One Halloween night, some years ago, a man came into the bedroom where my girlfriend and I were sleeping. He fled as soon as she began screaming. We never got a good look at him, though the police were able to pull fingerprints and arrest the intruder, a homeless man with a criminal record. It was a terrifying experience — the kind that makes you think long and hard about how to protect yourself.
I was told by the men in my life to buy a gun — that was the responsible thing to do. But after a lot of thought, I decided there was one principal reason I wouldn’t buy a handgun: I don’t want to live in fear. I know that sounds strange — a gun is supposed to bring peace of mind. But to keep a piece at your side is to look at the world through gunsights. It’s a profoundly anti-social posture. To me, carrying a handgun is an acknowledgement of weakness, not strength. It’s an admission that you’re out of ideas for how to deal with people, even those — especially those — who mean you harm. It’s a failure of imagination, a failure of wits and, in the case of open carry, a threat of violence to every passing person.
Let’s go over the points he makes:
“I don’t want to live in fear.”
Nobody does. But somehow for Forrest Wilder (The author of the piece), preparing one self for a bad encounter with a criminal is living a state of perpetual fright. I still have not figured out how their minds can stretch over that oversimplification unless is heavily laced with a political stance. The same excuse could be made for First Aid kits, seat belts and airbags, smoke detectors and fire extinguishers but this apparently does not match the same requirements for being prepared in case of a crisis. I am almost willing to bet that Mr. Wilder’s smoke detectors might be malfunctioning and the only reason he wears seat belts is because he is afraid he might get a ticket.
“carrying a handgun is an acknowledgement of weakness.”
And our standard response is : Well, duh. I acknowledge that my physical condition is not prime to face a younger and stronger individual seeking to do me bodily harm or that my 110 pound-soaking-wet-wife is pretty much fodder for any male 15 to 65 who would like to beat the crap out of her and rape her or that no matter who you are, you are always reacting to an assault with a deadly weapon and you need something to not only even the circumstances but to succeed against the assault. The problem is that they do not see weakness the same way we do. For them, admitting that they do not want o get down and dirty is weakness according to a pseudo-moral stance: Nothing is ever solved with violence. That is the eternal unicorn that they ride to show how much mentally elevated they are from you. Of course, unicorns do not exist and we like to deal in reality which can be quite physically hurtful.
“It’s a failure of imagination, a failure of wits.”
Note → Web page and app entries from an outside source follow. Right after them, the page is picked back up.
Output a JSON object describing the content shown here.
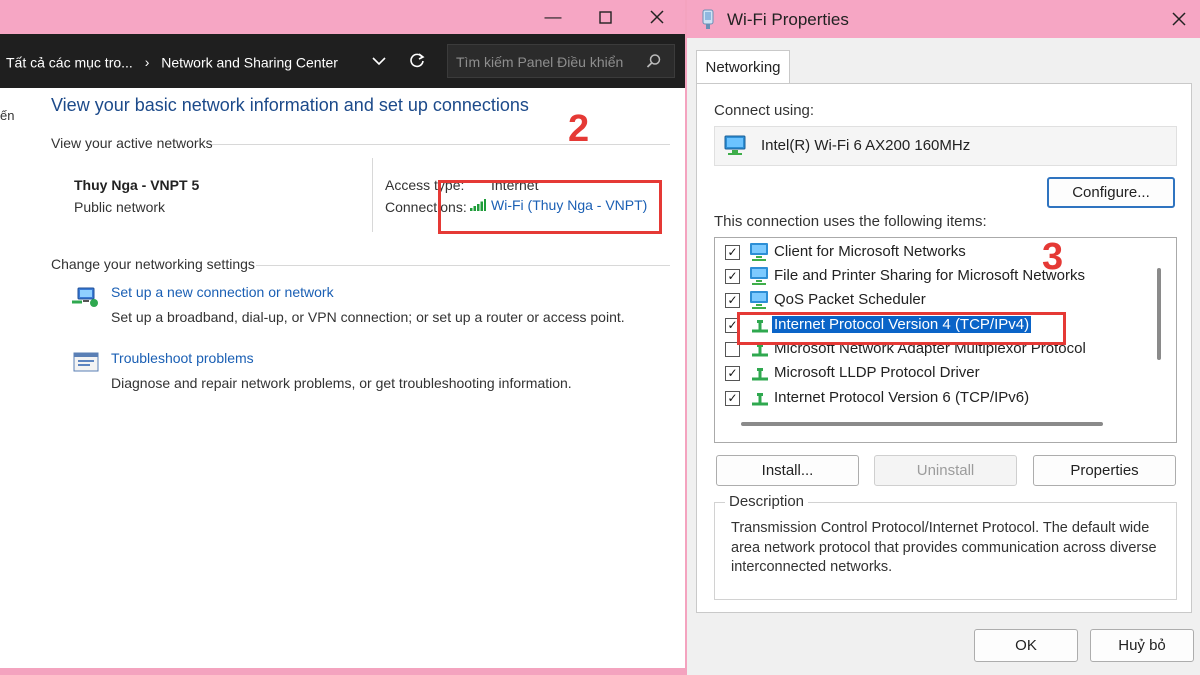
{
  "left": {
    "breadcrumb": [
      "Tất cả các mục tro...",
      "Network and Sharing Center"
    ],
    "search_placeholder": "Tìm kiếm Panel Điều khiển",
    "cut_label": "ến",
    "page_title": "View your basic network information and set up connections",
    "active_networks_label": "View your active networks",
    "network_name": "Thuy Nga - VNPT 5",
    "network_type": "Public network",
    "access_type_label": "Access type:",
    "access_type_value": "Internet",
    "connections_label": "Connections:",
    "connection_link": "Wi-Fi (Thuy Nga - VNPT)",
    "change_settings_label": "Change your networking settings",
    "tasks": [
      {
        "link": "Set up a new connection or network",
        "desc": "Set up a broadband, dial-up, or VPN connection; or set up a router or access point."
      },
      {
        "link": "Troubleshoot problems",
        "desc": "Diagnose and repair network problems, or get troubleshooting information."
      }
    ],
    "annotation": "2"
  },
  "dialog": {
    "title": "Wi-Fi Properties",
    "tab": "Networking",
    "connect_using_label": "Connect using:",
    "adapter": "Intel(R) Wi-Fi 6 AX200 160MHz",
    "configure_label": "Configure...",
    "items_label": "This connection uses the following items:",
    "items": [
      {
        "label": "Client for Microsoft Networks",
        "checked": true,
        "icon": "network-client-icon"
      },
      {
        "label": "File and Printer Sharing for Microsoft Networks",
        "checked": true,
        "icon": "file-sharing-icon"
      },
      {
        "label": "QoS Packet Scheduler",
        "checked": true,
        "icon": "qos-icon"
      },
      {
        "label": "Internet Protocol Version 4 (TCP/IPv4)",
        "checked": true,
        "selected": true,
        "icon": "protocol-icon"
      },
      {
        "label": "Microsoft Network Adapter Multiplexor Protocol",
        "checked": false,
        "icon": "protocol-icon"
      },
      {
        "label": "Microsoft LLDP Protocol Driver",
        "checked": true,
        "icon": "protocol-icon"
      },
      {
        "label": "Internet Protocol Version 6 (TCP/IPv6)",
        "checked": true,
        "icon": "protocol-icon"
      }
    ],
    "install_label": "Install...",
    "uninstall_label": "Uninstall",
    "properties_label": "Properties",
    "description_label": "Description",
    "description_text": "Transmission Control Protocol/Internet Protocol. The default wide area network protocol that provides communication across diverse interconnected networks.",
    "ok_label": "OK",
    "cancel_label": "Huỷ bỏ",
    "annotation": "3"
  },
  "colors": {
    "titlebar": "#f6a6c4",
    "annotation_red": "#e53935",
    "link_blue": "#1a5fb4",
    "selection_blue": "#0a64c8"
  }
}
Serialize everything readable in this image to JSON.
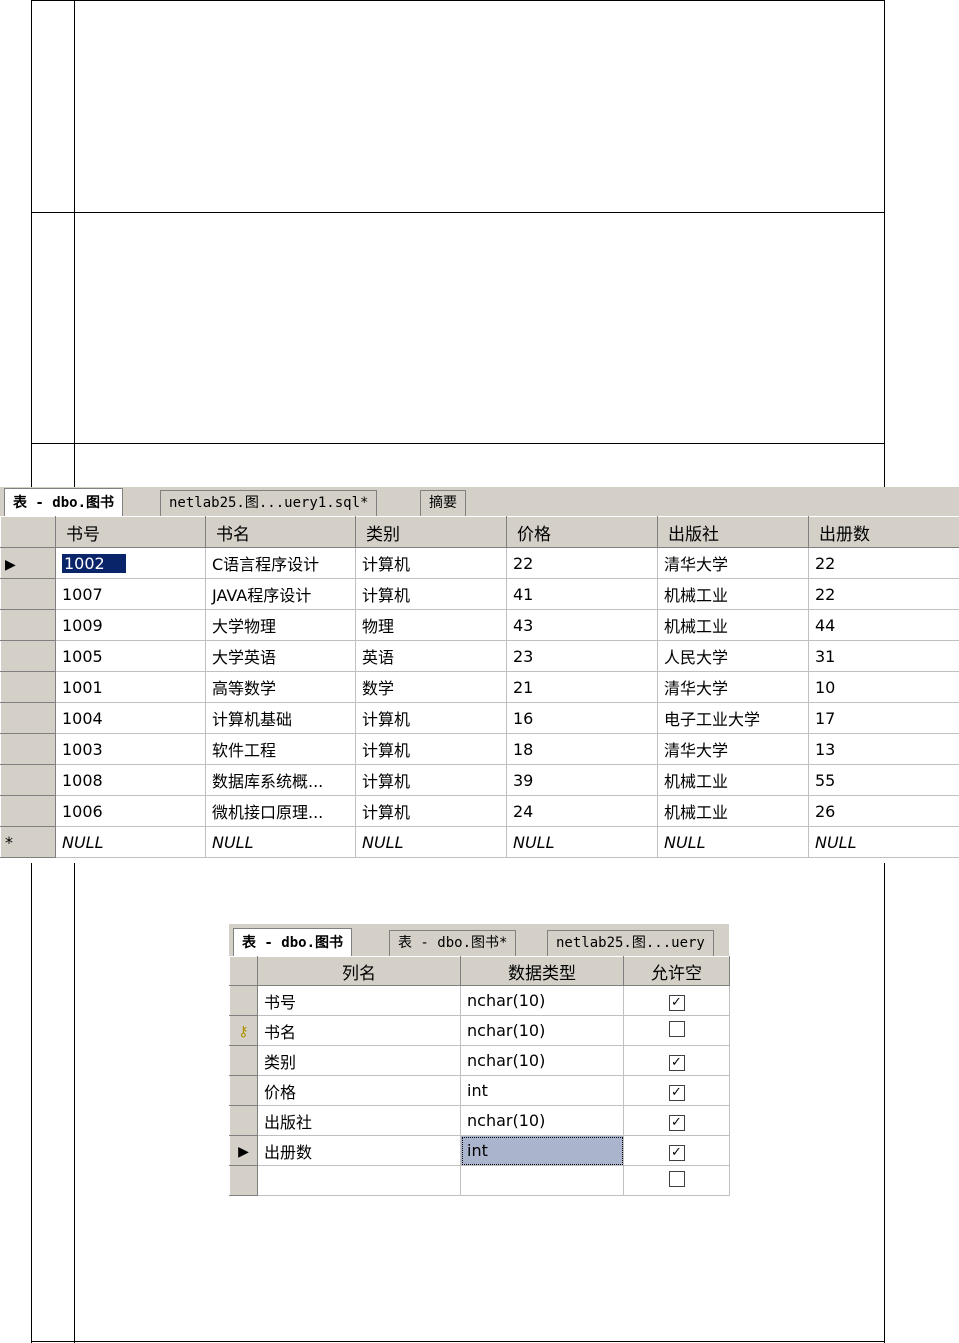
{
  "grid1": {
    "tabs": [
      "表 - dbo.图书",
      "netlab25.图...uery1.sql*",
      "摘要"
    ],
    "columns": [
      "书号",
      "书名",
      "类别",
      "价格",
      "出版社",
      "出册数"
    ],
    "rows": [
      [
        "1002",
        "C语言程序设计",
        "计算机",
        "22",
        "清华大学",
        "22"
      ],
      [
        "1007",
        "JAVA程序设计",
        "计算机",
        "41",
        "机械工业",
        "22"
      ],
      [
        "1009",
        "大学物理",
        "物理",
        "43",
        "机械工业",
        "44"
      ],
      [
        "1005",
        "大学英语",
        "英语",
        "23",
        "人民大学",
        "31"
      ],
      [
        "1001",
        "高等数学",
        "数学",
        "21",
        "清华大学",
        "10"
      ],
      [
        "1004",
        "计算机基础",
        "计算机",
        "16",
        "电子工业大学",
        "17"
      ],
      [
        "1003",
        "软件工程",
        "计算机",
        "18",
        "清华大学",
        "13"
      ],
      [
        "1008",
        "数据库系统概...",
        "计算机",
        "39",
        "机械工业",
        "55"
      ],
      [
        "1006",
        "微机接口原理...",
        "计算机",
        "24",
        "机械工业",
        "26"
      ]
    ],
    "new_row": [
      "NULL",
      "NULL",
      "NULL",
      "NULL",
      "NULL",
      "NULL"
    ],
    "current_row_marker": "▶",
    "new_row_marker": "*"
  },
  "grid2": {
    "tabs": [
      "表 - dbo.图书",
      "表 - dbo.图书*",
      "netlab25.图...uery"
    ],
    "columns": [
      "列名",
      "数据类型",
      "允许空"
    ],
    "rows": [
      {
        "name": "书号",
        "type": "nchar(10)",
        "nullable": true
      },
      {
        "name": "书名",
        "type": "nchar(10)",
        "nullable": false
      },
      {
        "name": "类别",
        "type": "nchar(10)",
        "nullable": true
      },
      {
        "name": "价格",
        "type": "int",
        "nullable": true
      },
      {
        "name": "出版社",
        "type": "nchar(10)",
        "nullable": true
      },
      {
        "name": "出册数",
        "type": "int",
        "nullable": true
      },
      {
        "name": "",
        "type": "",
        "nullable": false
      }
    ],
    "check_mark": "✓",
    "current_row_marker": "▶"
  }
}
And here we have the ultimate in self-deception. Do not take this sentence alone, but combine with the previous two. What we get is: You unimaginative rednecks! Your only answer is pew-pew! Bow to your Superiors who are smart and know better than you!
Now, anybody who spends over an hour doing a bit of research on a defensive life-style, has come across the following:
But even following these principles, we know sometimes avoiding a deadly force encounter might be inevitable. We train on both the principles and the use of the gun because our lives depend on it.
My fear is that Mr. Wilder firmly believes that he can eliminate any danger by saying something witty or deeply profound. Sort of like Hogwarts Safety Spells by Intelligentsia. That book can be found in the same shelf where you will find the truly effective Gun Free Zone signs. My experience has taught me that one of the few things that can come out of my mouth that may defuse a situation tends to be a heartfelt-sounding apology and a careful retreat. But I am willing to bet that Mr. Wilder thinks a witty remark will astound the attacker into submission… somehow I don’t see quoting Monty Python solving an active shooter incident or stopping a knife-wielding man from poking new holes in Mr. Wilder’s belt while he is still wearing it.
You know? He is free to follow his self-imposed course of what he thinks is a proper defense of life. But he can spare us from his tone of superiority and trying to tell others his way is better. He does not get to dictate how somebody else’s blood get spilled or even if.